→ **DATA SUPPLIED**:
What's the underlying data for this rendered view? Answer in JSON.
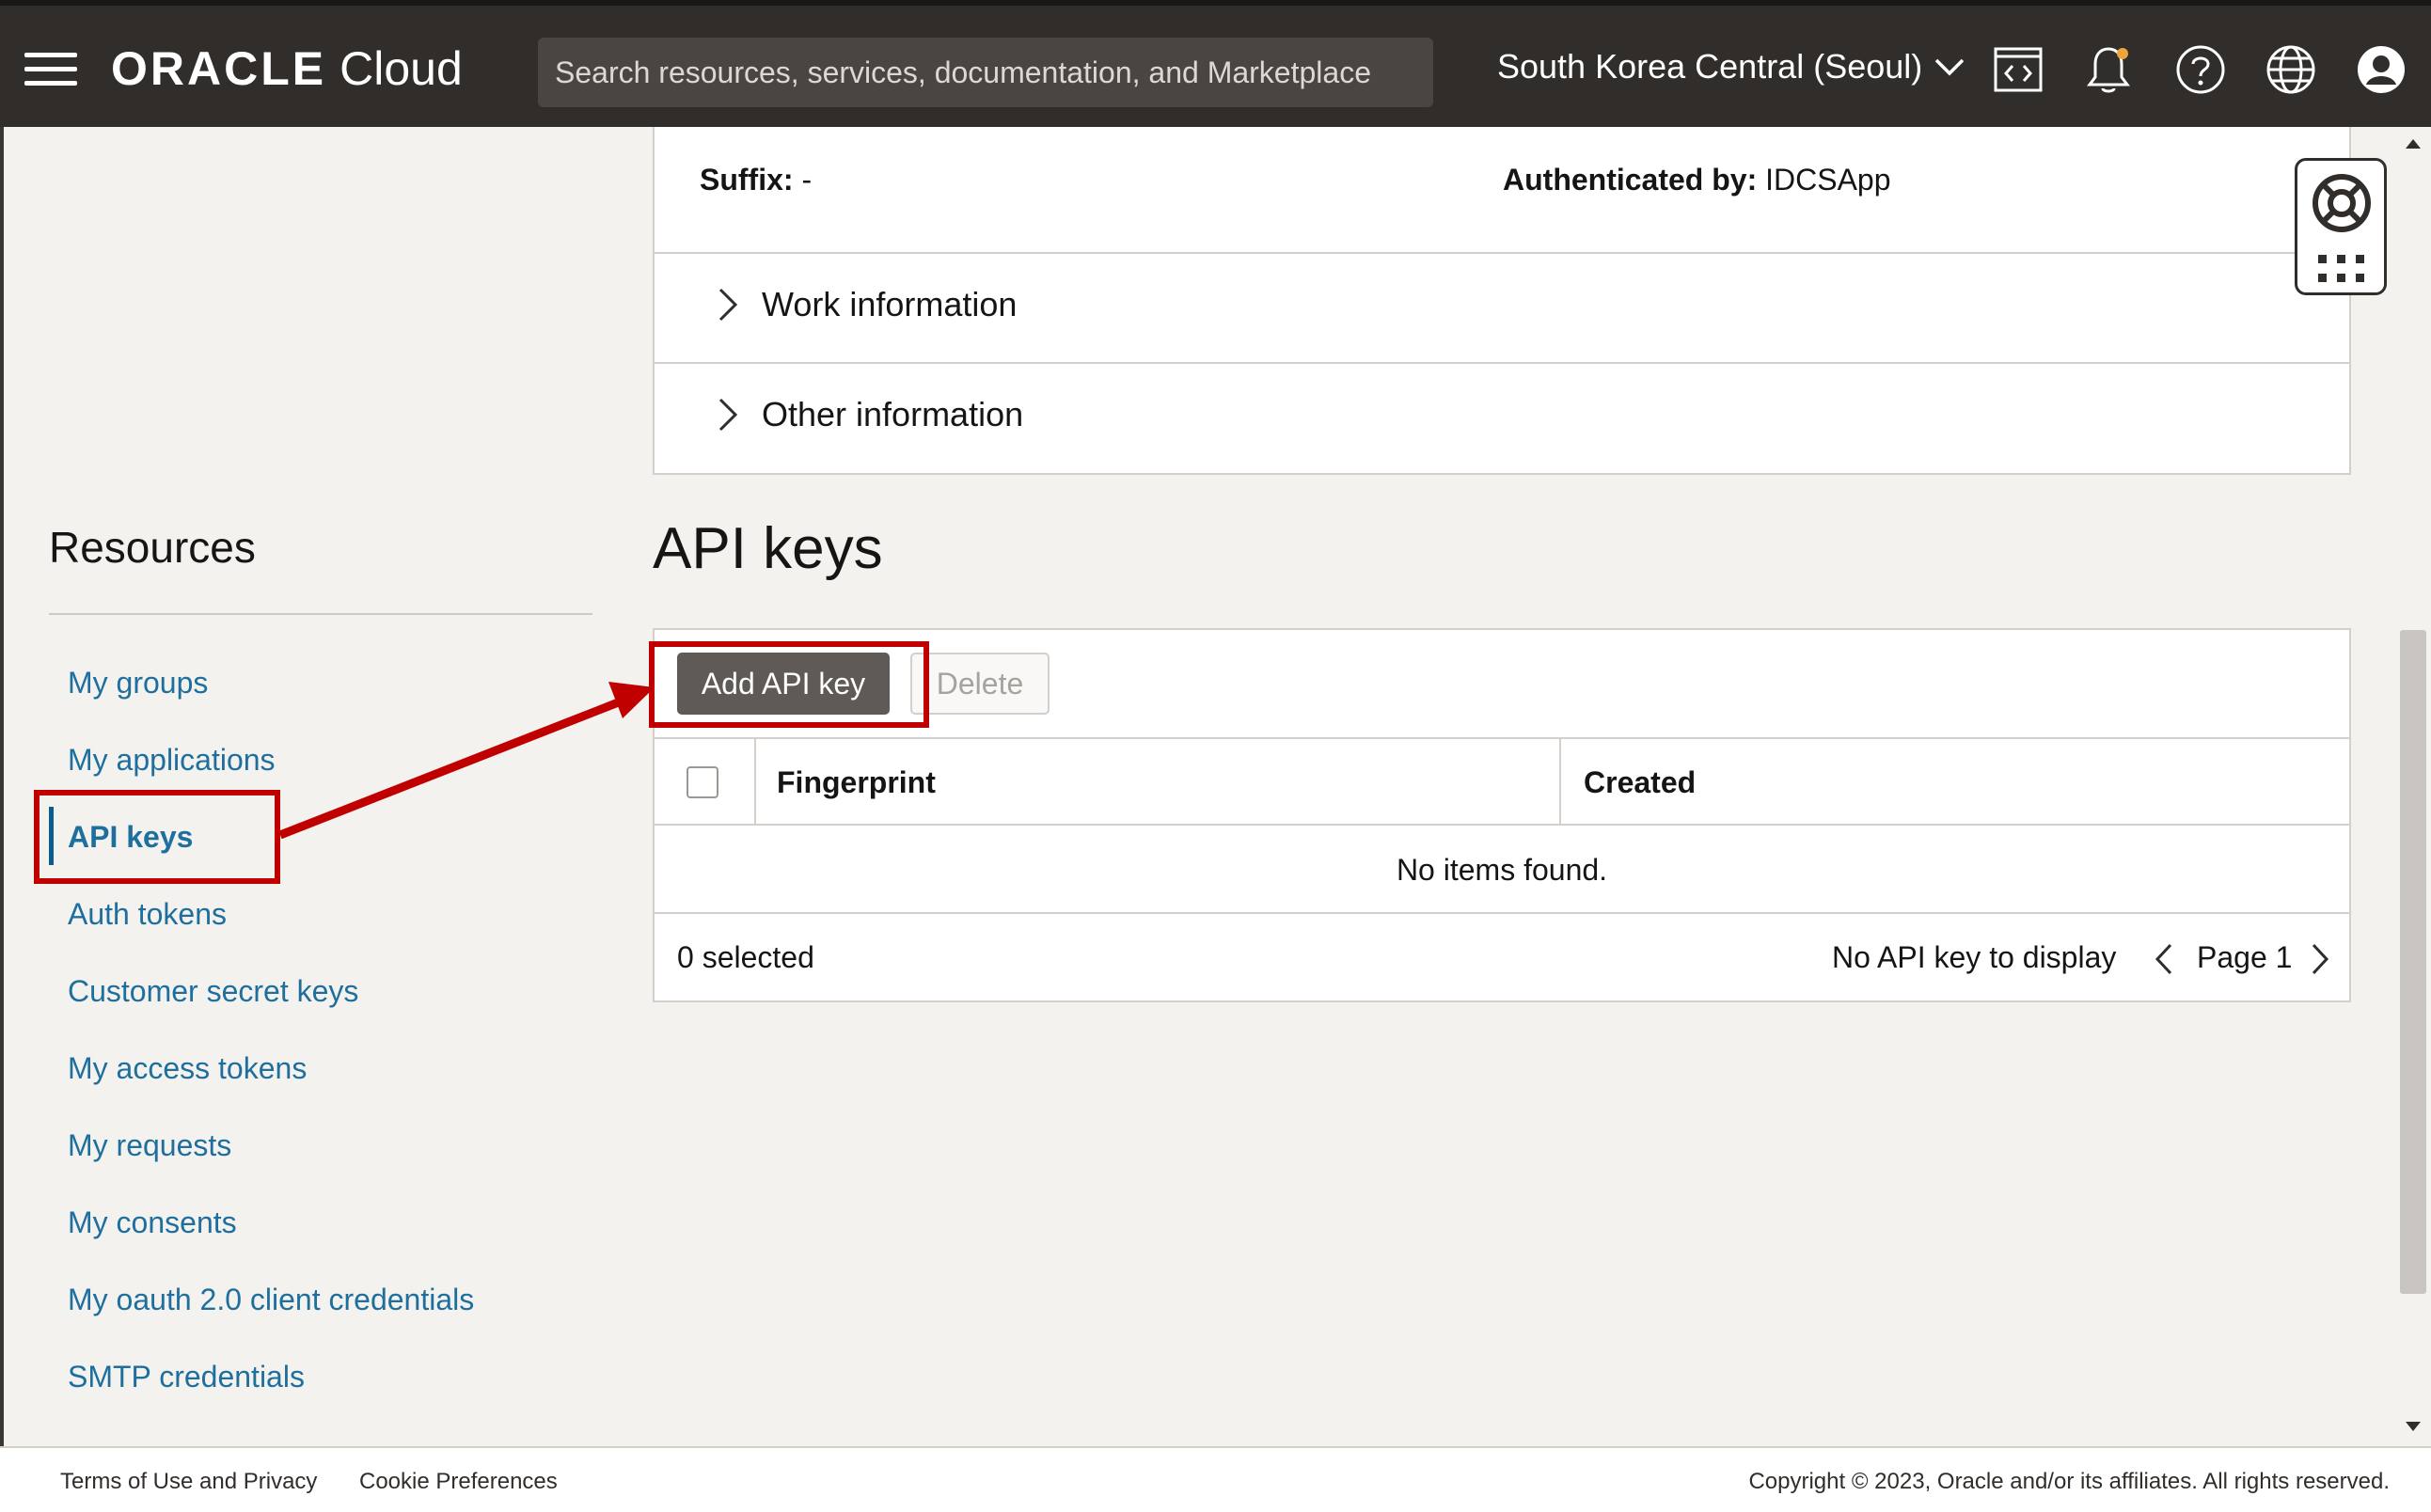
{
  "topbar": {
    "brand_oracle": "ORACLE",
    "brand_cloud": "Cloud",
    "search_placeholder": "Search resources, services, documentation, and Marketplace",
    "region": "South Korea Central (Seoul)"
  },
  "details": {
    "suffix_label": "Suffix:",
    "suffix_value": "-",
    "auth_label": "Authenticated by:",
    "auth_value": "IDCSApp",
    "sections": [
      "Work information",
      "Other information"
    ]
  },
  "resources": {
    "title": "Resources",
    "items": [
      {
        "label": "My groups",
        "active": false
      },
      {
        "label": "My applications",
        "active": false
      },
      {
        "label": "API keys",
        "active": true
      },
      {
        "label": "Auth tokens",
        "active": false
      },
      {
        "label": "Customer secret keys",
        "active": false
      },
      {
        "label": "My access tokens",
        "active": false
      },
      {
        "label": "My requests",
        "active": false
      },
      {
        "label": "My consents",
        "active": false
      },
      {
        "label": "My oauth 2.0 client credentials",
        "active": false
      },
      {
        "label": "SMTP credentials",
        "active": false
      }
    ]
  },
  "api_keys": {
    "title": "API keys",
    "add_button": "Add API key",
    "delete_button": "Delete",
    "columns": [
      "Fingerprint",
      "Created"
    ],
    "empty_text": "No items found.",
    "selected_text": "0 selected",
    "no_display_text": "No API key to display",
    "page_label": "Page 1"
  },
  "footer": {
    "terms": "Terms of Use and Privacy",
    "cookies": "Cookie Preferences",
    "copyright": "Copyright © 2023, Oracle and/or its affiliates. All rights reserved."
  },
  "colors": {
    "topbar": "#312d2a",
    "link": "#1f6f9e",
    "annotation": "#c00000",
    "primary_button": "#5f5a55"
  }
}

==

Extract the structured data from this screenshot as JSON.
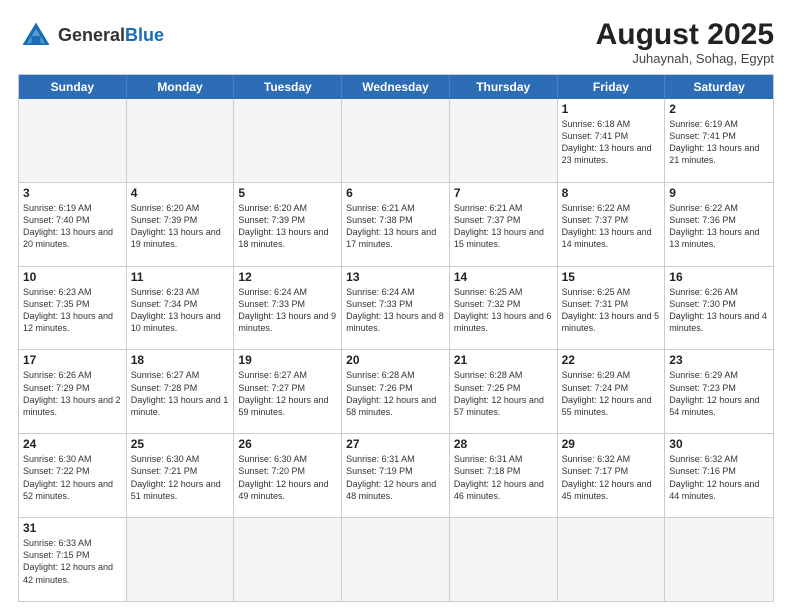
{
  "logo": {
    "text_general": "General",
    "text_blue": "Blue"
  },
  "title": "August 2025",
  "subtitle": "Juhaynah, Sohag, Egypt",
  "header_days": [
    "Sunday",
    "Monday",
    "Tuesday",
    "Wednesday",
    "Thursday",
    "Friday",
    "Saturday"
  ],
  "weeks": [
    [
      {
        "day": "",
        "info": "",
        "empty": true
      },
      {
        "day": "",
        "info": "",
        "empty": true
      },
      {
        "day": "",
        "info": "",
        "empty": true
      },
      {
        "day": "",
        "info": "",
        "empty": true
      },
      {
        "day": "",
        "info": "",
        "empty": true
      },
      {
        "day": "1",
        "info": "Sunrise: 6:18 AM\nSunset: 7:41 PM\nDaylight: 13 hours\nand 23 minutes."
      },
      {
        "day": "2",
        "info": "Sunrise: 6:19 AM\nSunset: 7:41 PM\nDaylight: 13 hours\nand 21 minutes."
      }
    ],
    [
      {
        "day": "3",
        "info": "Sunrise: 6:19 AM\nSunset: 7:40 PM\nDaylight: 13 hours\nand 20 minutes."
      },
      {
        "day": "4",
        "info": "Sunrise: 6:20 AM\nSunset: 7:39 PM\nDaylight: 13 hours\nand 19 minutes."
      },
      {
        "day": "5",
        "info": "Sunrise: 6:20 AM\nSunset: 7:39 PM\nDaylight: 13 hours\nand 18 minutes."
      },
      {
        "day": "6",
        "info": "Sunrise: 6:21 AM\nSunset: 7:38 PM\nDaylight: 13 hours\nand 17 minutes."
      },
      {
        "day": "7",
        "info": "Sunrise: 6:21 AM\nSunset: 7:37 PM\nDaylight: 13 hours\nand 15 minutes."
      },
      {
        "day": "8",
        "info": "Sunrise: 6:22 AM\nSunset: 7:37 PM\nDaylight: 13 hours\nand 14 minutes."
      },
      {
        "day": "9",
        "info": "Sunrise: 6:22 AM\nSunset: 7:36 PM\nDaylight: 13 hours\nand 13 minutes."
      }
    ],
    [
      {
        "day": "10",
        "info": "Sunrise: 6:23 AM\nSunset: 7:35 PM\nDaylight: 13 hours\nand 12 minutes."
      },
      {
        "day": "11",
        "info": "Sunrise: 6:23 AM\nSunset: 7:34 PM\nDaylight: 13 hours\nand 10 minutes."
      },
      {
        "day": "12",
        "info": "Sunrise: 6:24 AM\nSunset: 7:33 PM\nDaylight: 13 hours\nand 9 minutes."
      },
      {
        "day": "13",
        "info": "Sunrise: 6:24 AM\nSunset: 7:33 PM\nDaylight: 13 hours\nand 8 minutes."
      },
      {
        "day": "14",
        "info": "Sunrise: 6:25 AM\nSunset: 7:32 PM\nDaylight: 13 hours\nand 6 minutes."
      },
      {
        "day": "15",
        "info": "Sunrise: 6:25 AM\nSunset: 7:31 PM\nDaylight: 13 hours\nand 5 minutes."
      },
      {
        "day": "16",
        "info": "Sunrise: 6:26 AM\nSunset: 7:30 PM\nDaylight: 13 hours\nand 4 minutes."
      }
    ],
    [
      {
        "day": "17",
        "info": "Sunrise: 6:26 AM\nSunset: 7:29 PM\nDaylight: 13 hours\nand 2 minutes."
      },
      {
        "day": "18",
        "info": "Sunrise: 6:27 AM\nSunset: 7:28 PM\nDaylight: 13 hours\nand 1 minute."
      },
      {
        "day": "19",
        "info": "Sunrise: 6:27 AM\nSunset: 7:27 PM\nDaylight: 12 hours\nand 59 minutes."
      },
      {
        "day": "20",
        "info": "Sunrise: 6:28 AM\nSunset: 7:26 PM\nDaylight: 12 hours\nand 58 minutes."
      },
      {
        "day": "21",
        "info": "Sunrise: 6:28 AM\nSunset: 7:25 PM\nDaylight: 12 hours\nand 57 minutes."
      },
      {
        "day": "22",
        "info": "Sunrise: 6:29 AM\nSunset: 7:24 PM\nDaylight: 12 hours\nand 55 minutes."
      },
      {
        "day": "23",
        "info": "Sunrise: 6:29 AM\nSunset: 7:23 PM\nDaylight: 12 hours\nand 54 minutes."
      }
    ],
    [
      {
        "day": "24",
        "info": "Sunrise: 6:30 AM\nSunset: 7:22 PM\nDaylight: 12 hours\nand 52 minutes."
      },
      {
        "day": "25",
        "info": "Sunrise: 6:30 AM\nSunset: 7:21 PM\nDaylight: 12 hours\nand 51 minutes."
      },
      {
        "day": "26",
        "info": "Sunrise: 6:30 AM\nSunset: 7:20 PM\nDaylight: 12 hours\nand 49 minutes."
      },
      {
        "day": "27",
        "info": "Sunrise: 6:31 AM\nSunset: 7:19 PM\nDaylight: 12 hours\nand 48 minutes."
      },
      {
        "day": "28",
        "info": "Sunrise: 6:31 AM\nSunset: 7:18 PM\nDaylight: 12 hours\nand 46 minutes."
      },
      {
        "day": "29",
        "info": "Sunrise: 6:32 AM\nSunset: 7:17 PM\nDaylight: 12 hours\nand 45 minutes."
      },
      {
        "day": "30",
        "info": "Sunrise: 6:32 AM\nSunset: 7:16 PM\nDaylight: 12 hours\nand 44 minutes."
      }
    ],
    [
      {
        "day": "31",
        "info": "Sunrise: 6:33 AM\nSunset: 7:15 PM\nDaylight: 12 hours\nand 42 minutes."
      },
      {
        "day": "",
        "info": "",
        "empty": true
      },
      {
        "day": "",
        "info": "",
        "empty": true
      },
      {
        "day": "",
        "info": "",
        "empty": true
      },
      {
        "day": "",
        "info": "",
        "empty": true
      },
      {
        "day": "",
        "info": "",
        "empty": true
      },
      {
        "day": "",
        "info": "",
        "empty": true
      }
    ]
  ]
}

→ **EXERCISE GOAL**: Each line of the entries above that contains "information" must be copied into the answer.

→ **TASK OUTPUT**:
      "Work information",
      "Other information"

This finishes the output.